__Task objective__
Look through the lines below and copy each one that includes "this".
-- Provided data follows --
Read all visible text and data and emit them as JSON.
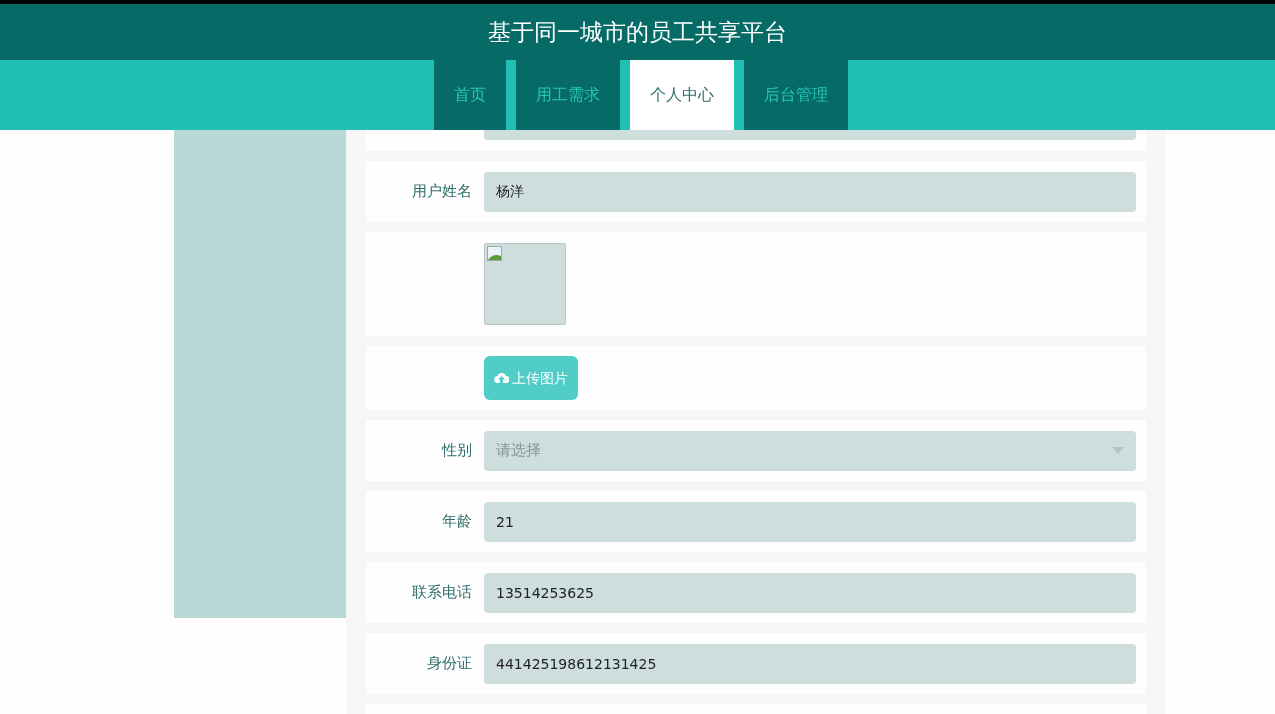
{
  "header": {
    "title": "基于同一城市的员工共享平台"
  },
  "tabs": [
    {
      "label": "首页",
      "selected": false
    },
    {
      "label": "用工需求",
      "selected": false
    },
    {
      "label": "个人中心",
      "selected": true
    },
    {
      "label": "后台管理",
      "selected": false
    }
  ],
  "form": [
    {
      "kind": "text",
      "label": "用户姓名",
      "value": "杨洋"
    },
    {
      "kind": "image"
    },
    {
      "kind": "upload",
      "button": "上传图片"
    },
    {
      "kind": "select",
      "label": "性别",
      "placeholder": "请选择"
    },
    {
      "kind": "text",
      "label": "年龄",
      "value": "21"
    },
    {
      "kind": "text",
      "label": "联系电话",
      "value": "13514253625"
    },
    {
      "kind": "text",
      "label": "身份证",
      "value": "441425198612131425"
    }
  ]
}
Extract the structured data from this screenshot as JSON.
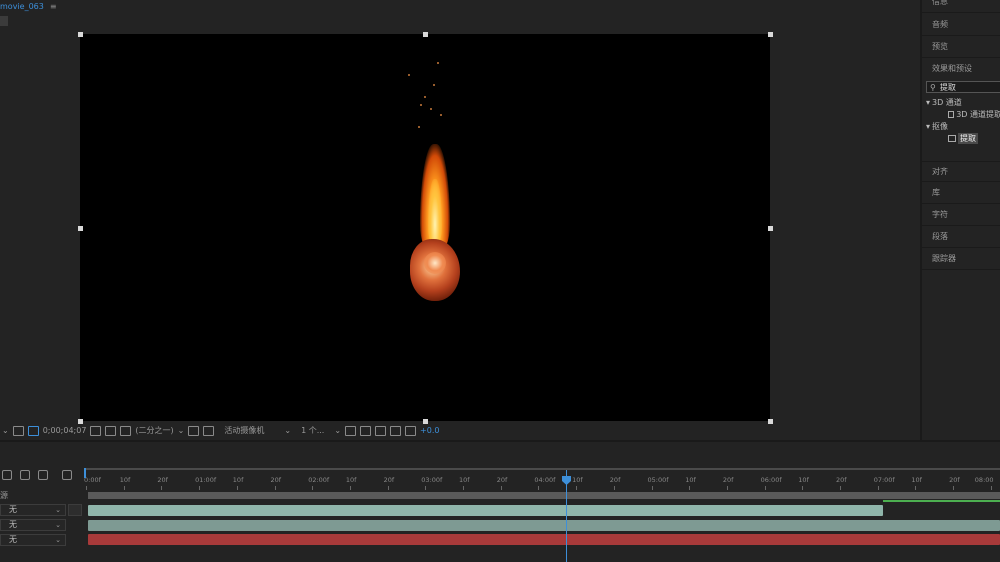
{
  "composition": {
    "tab_name": "movie_063",
    "tab_menu_glyph": "≡"
  },
  "viewer_toolbar": {
    "timecode": "0;00;04;07",
    "resolution": "(二分之一)",
    "camera": "活动摄像机",
    "views": "1 个...",
    "exposure": "+0.0",
    "dropdown_glyph": "⌄"
  },
  "right_panel": {
    "info": "信息",
    "audio": "音频",
    "preview": "预览",
    "effects_presets": "效果和预设",
    "search_value": "提取",
    "search_icon": "search-icon",
    "tree": {
      "cat_3d": "3D 通道",
      "fx_3d": "3D 通道提取",
      "cat_keying": "抠像",
      "fx_extract": "提取"
    },
    "align": "对齐",
    "library": "库",
    "character": "字符",
    "paragraph": "段落",
    "tracker": "跟踪器"
  },
  "timeline": {
    "header_label": "源",
    "modes": [
      "无",
      "无",
      "无"
    ],
    "ruler_labels": [
      "0:00f",
      "10f",
      "20f",
      "01:00f",
      "10f",
      "20f",
      "02:00f",
      "10f",
      "20f",
      "03:00f",
      "10f",
      "20f",
      "04:00f",
      "10f",
      "20f",
      "05:00f",
      "10f",
      "20f",
      "06:00f",
      "10f",
      "20f",
      "07:00f",
      "10f",
      "20f",
      "08:00"
    ],
    "track_colors": [
      "#8fb5aa",
      "#7e9a93",
      "#a83a3a"
    ]
  }
}
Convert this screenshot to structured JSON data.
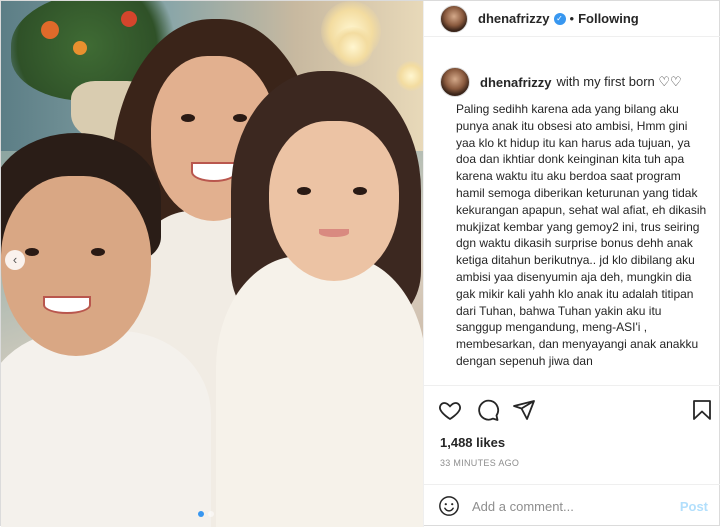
{
  "post": {
    "username": "dhenafrizzy",
    "follow_status": "Following",
    "separator": "•",
    "caption_with": "with my first born ♡♡",
    "caption_text": "Paling sedihh karena ada yang bilang aku punya anak itu obsesi ato ambisi, Hmm gini yaa klo kt hidup itu kan harus ada tujuan, ya doa dan ikhtiar donk keinginan kita tuh apa karena waktu itu aku berdoa saat program hamil semoga diberikan keturunan yang tidak kekurangan apapun, sehat wal afiat, eh dikasih mukjizat kembar yang gemoy2 ini, trus seiring dgn waktu dikasih surprise bonus dehh anak ketiga ditahun berikutnya.. jd klo dibilang aku ambisi yaa disenyumin aja deh, mungkin dia gak mikir kali yahh klo anak itu adalah titipan dari Tuhan, bahwa Tuhan yakin aku itu sanggup mengandung, meng-ASI'i , membesarkan, dan menyayangi anak anakku dengan sepenuh jiwa dan",
    "likes": "1,488 likes",
    "timestamp": "33 MINUTES AGO"
  },
  "comment": {
    "placeholder": "Add a comment...",
    "post_label": "Post"
  },
  "carousel": {
    "prev_label": "‹",
    "slide_count": 2,
    "active_slide": 1
  },
  "icons": {
    "verified": "verified-badge-icon",
    "like": "heart-icon",
    "comment": "comment-icon",
    "share": "paper-plane-icon",
    "save": "bookmark-icon",
    "emoji": "smiley-icon"
  },
  "colors": {
    "accent": "#3897f0",
    "text": "#262626",
    "muted": "#8e8e8e",
    "post_disabled": "#b2dffc"
  }
}
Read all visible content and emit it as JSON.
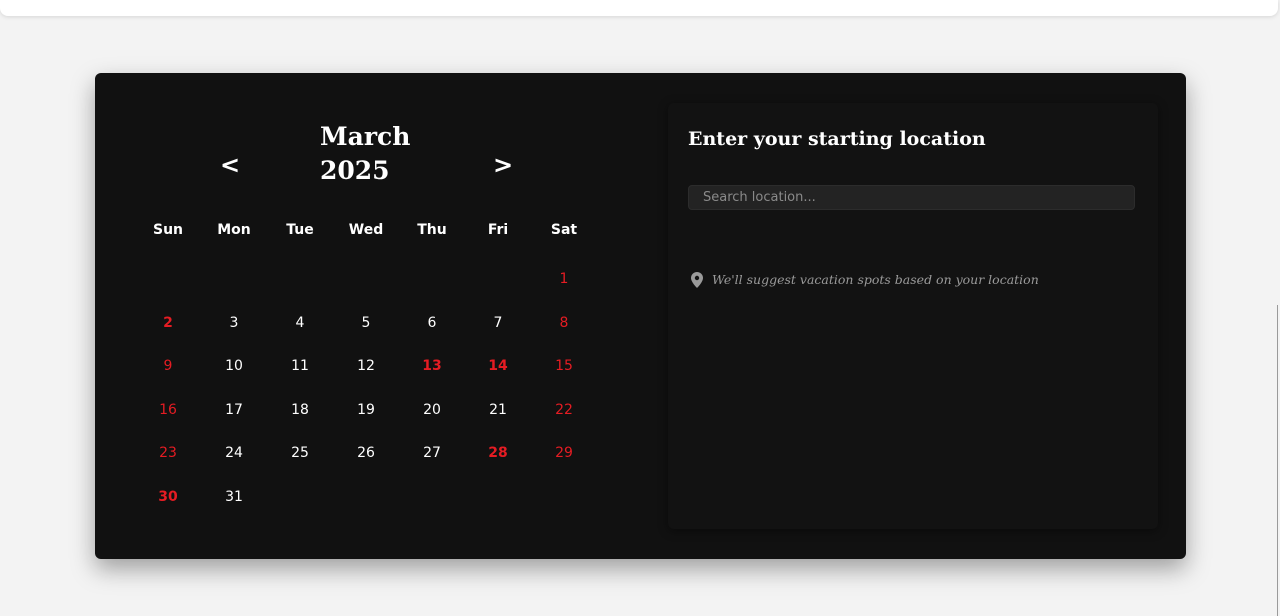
{
  "calendar": {
    "month": "March",
    "year": "2025",
    "prev_label": "<",
    "next_label": ">",
    "weekdays": [
      "Sun",
      "Mon",
      "Tue",
      "Wed",
      "Thu",
      "Fri",
      "Sat"
    ],
    "leading_blanks": 6,
    "days": [
      {
        "n": "1",
        "style": "weekend"
      },
      {
        "n": "2",
        "style": "holiday"
      },
      {
        "n": "3",
        "style": "normal"
      },
      {
        "n": "4",
        "style": "normal"
      },
      {
        "n": "5",
        "style": "normal"
      },
      {
        "n": "6",
        "style": "normal"
      },
      {
        "n": "7",
        "style": "normal"
      },
      {
        "n": "8",
        "style": "weekend"
      },
      {
        "n": "9",
        "style": "weekend"
      },
      {
        "n": "10",
        "style": "normal"
      },
      {
        "n": "11",
        "style": "normal"
      },
      {
        "n": "12",
        "style": "normal"
      },
      {
        "n": "13",
        "style": "holiday"
      },
      {
        "n": "14",
        "style": "holiday"
      },
      {
        "n": "15",
        "style": "weekend"
      },
      {
        "n": "16",
        "style": "weekend"
      },
      {
        "n": "17",
        "style": "normal"
      },
      {
        "n": "18",
        "style": "normal"
      },
      {
        "n": "19",
        "style": "normal"
      },
      {
        "n": "20",
        "style": "normal"
      },
      {
        "n": "21",
        "style": "normal"
      },
      {
        "n": "22",
        "style": "weekend"
      },
      {
        "n": "23",
        "style": "weekend"
      },
      {
        "n": "24",
        "style": "normal"
      },
      {
        "n": "25",
        "style": "normal"
      },
      {
        "n": "26",
        "style": "normal"
      },
      {
        "n": "27",
        "style": "normal"
      },
      {
        "n": "28",
        "style": "holiday"
      },
      {
        "n": "29",
        "style": "weekend"
      },
      {
        "n": "30",
        "style": "holiday"
      },
      {
        "n": "31",
        "style": "normal"
      }
    ]
  },
  "location": {
    "title": "Enter your starting location",
    "search_placeholder": "Search location...",
    "hint": "We'll suggest vacation spots based on your location"
  },
  "colors": {
    "panel_bg": "#111111",
    "weekend_red": "#e51c23",
    "text": "#ffffff",
    "hint_gray": "#9a9a9a"
  },
  "icons": {
    "hint_icon": "map-pin-icon"
  }
}
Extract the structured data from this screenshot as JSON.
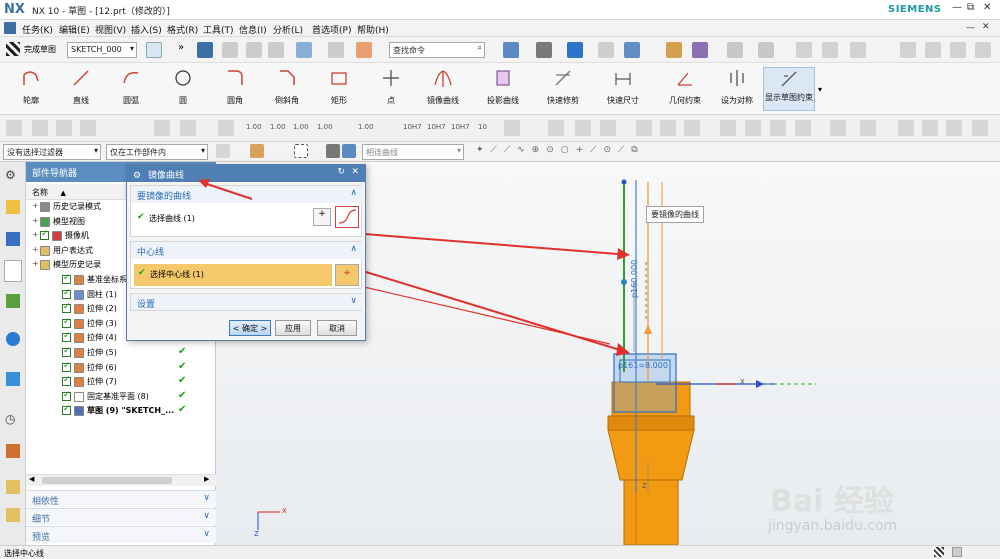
{
  "app": {
    "logo": "NX",
    "window_title": "NX 10 - 草图 - [12.prt（修改的）]",
    "brand": "SIEMENS",
    "win_buttons": [
      "—",
      "⧉",
      "✕"
    ]
  },
  "menubar": {
    "items": [
      "任务(K)",
      "编辑(E)",
      "视图(V)",
      "插入(S)",
      "格式(R)",
      "工具(T)",
      "信息(I)",
      "分析(L)",
      "首选项(P)",
      "帮助(H)"
    ]
  },
  "toolbar1": {
    "finish_label": "完成草图",
    "sketch_name": "SKETCH_000",
    "command_search_placeholder": "查找命令"
  },
  "ribbon": {
    "items": [
      "轮廓",
      "直线",
      "圆弧",
      "圆",
      "圆角",
      "倒斜角",
      "矩形",
      "点",
      "镜像曲线",
      "投影曲线",
      "快速修剪",
      "快速尺寸",
      "几何约束",
      "设为对称",
      "显示草图约束"
    ]
  },
  "toolbar3": {
    "dims": [
      "1.00",
      "1.00",
      "1.00",
      "1.00",
      "1.00",
      "10H7",
      "10H7",
      "10H7",
      "10"
    ]
  },
  "filterbar": {
    "filter": "没有选择过滤器",
    "scope": "仅在工作部件内",
    "curve_rule": "相连曲线"
  },
  "navigator": {
    "title": "部件导航器",
    "col_name": "名称",
    "rows": [
      {
        "label": "历史记录模式",
        "indent": 1,
        "check": false,
        "tick": false,
        "bold": false
      },
      {
        "label": "模型视图",
        "indent": 1,
        "check": false,
        "tick": false,
        "bold": false
      },
      {
        "label": "摄像机",
        "indent": 1,
        "check": true,
        "tick": false,
        "bold": false
      },
      {
        "label": "用户表达式",
        "indent": 1,
        "check": false,
        "tick": false,
        "bold": false
      },
      {
        "label": "模型历史记录",
        "indent": 1,
        "check": false,
        "tick": false,
        "bold": false
      },
      {
        "label": "基准坐标系",
        "indent": 2,
        "check": true,
        "tick": false,
        "bold": false
      },
      {
        "label": "圆柱 (1)",
        "indent": 2,
        "check": true,
        "tick": false,
        "bold": false
      },
      {
        "label": "拉伸 (2)",
        "indent": 2,
        "check": true,
        "tick": false,
        "bold": false
      },
      {
        "label": "拉伸 (3)",
        "indent": 2,
        "check": true,
        "tick": false,
        "bold": false
      },
      {
        "label": "拉伸 (4)",
        "indent": 2,
        "check": true,
        "tick": false,
        "bold": false
      },
      {
        "label": "拉伸 (5)",
        "indent": 2,
        "check": true,
        "tick": true,
        "bold": false
      },
      {
        "label": "拉伸 (6)",
        "indent": 2,
        "check": true,
        "tick": true,
        "bold": false
      },
      {
        "label": "拉伸 (7)",
        "indent": 2,
        "check": true,
        "tick": true,
        "bold": false
      },
      {
        "label": "固定基准平面 (8)",
        "indent": 2,
        "check": true,
        "tick": true,
        "bold": false
      },
      {
        "label": "草图 (9) \"SKETCH_...",
        "indent": 2,
        "check": true,
        "tick": true,
        "bold": true
      }
    ],
    "accordions": [
      "相依性",
      "细节",
      "预览"
    ]
  },
  "dialog": {
    "title": "镜像曲线",
    "section_curve": "要镜像的曲线",
    "select_curve": "选择曲线 (1)",
    "section_center": "中心线",
    "select_centerline": "选择中心线 (1)",
    "section_settings": "设置",
    "ok": "< 确定 >",
    "apply": "应用",
    "cancel": "取消"
  },
  "viewport": {
    "tag_label": "要镜像的曲线",
    "dim_vertical": "p160.000",
    "dim_horizontal": "p161=8.000",
    "axis_z_label": "Z",
    "axis_x_label": "X",
    "axis_y_label": "Y",
    "triad_z": "Z",
    "triad_x": "X"
  },
  "status": {
    "text": "选择中心线"
  },
  "watermark": {
    "big": "Bai 经验",
    "small": "jingyan.baidu.com"
  },
  "colors": {
    "part_orange": "#f29b12",
    "part_dark": "#c27508",
    "dialog_title": "#4f7fb4",
    "highlight": "#f5c86b",
    "arrow_red": "#e0322c"
  }
}
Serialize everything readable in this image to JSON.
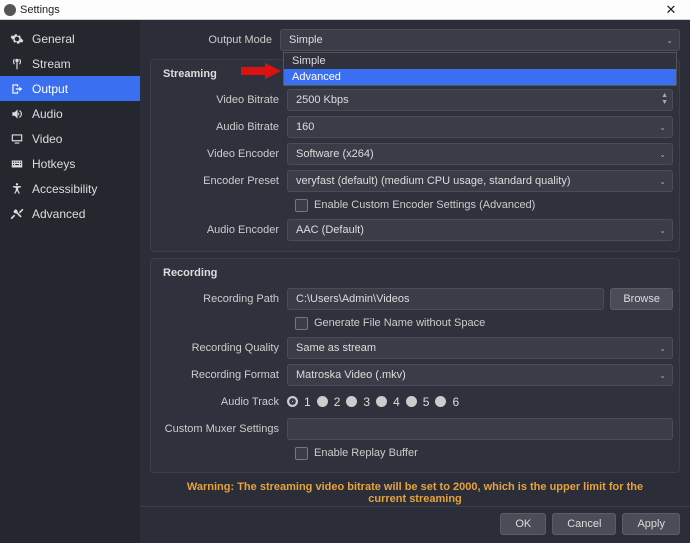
{
  "window": {
    "title": "Settings"
  },
  "sidebar": {
    "items": [
      {
        "label": "General"
      },
      {
        "label": "Stream"
      },
      {
        "label": "Output"
      },
      {
        "label": "Audio"
      },
      {
        "label": "Video"
      },
      {
        "label": "Hotkeys"
      },
      {
        "label": "Accessibility"
      },
      {
        "label": "Advanced"
      }
    ]
  },
  "output_mode": {
    "label": "Output Mode",
    "value": "Simple",
    "options": [
      "Simple",
      "Advanced"
    ]
  },
  "streaming": {
    "title": "Streaming",
    "video_bitrate": {
      "label": "Video Bitrate",
      "value": "2500 Kbps"
    },
    "audio_bitrate": {
      "label": "Audio Bitrate",
      "value": "160"
    },
    "video_encoder": {
      "label": "Video Encoder",
      "value": "Software (x264)"
    },
    "encoder_preset": {
      "label": "Encoder Preset",
      "value": "veryfast (default) (medium CPU usage, standard quality)"
    },
    "enable_custom": "Enable Custom Encoder Settings (Advanced)",
    "audio_encoder": {
      "label": "Audio Encoder",
      "value": "AAC (Default)"
    }
  },
  "recording": {
    "title": "Recording",
    "path": {
      "label": "Recording Path",
      "value": "C:\\Users\\Admin\\Videos",
      "browse": "Browse"
    },
    "gen_filename": "Generate File Name without Space",
    "quality": {
      "label": "Recording Quality",
      "value": "Same as stream"
    },
    "format": {
      "label": "Recording Format",
      "value": "Matroska Video (.mkv)"
    },
    "audio_track": {
      "label": "Audio Track",
      "tracks": [
        "1",
        "2",
        "3",
        "4",
        "5",
        "6"
      ]
    },
    "muxer": {
      "label": "Custom Muxer Settings",
      "value": ""
    },
    "replay_buffer": "Enable Replay Buffer"
  },
  "warning": "Warning: The streaming video bitrate will be set to 2000, which is the upper limit for the current streaming",
  "footer": {
    "ok": "OK",
    "cancel": "Cancel",
    "apply": "Apply"
  }
}
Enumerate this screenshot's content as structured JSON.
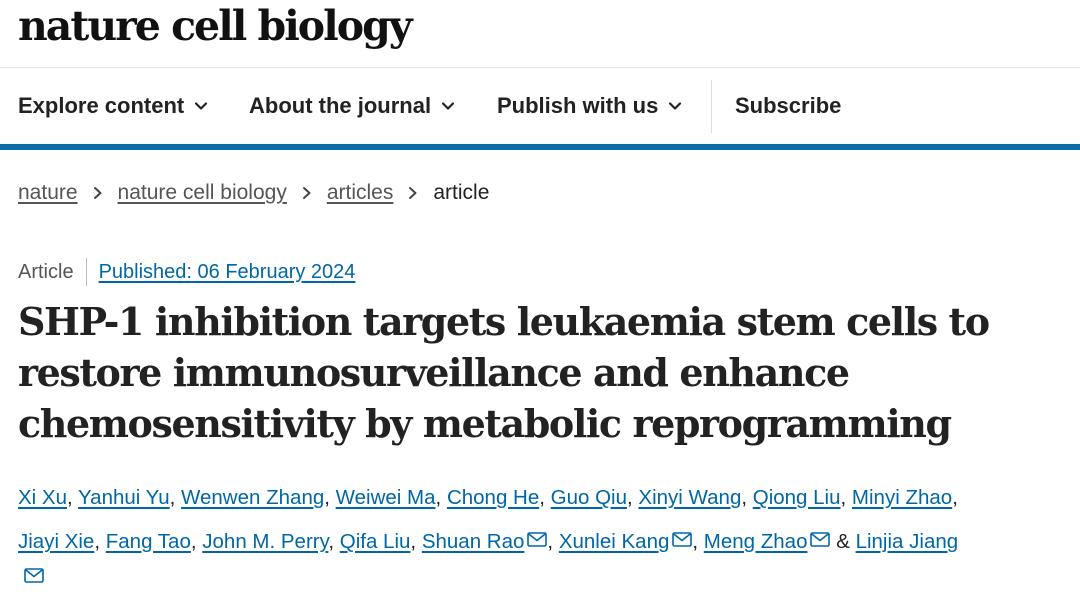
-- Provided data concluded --
__Expected answer__
Extract the structured data from this screenshot as JSON.
Convert this screenshot to structured JSON data.
Extract the structured data from this screenshot as JSON.
Serialize everything readable in this image to JSON.
Enumerate this screenshot's content as structured JSON.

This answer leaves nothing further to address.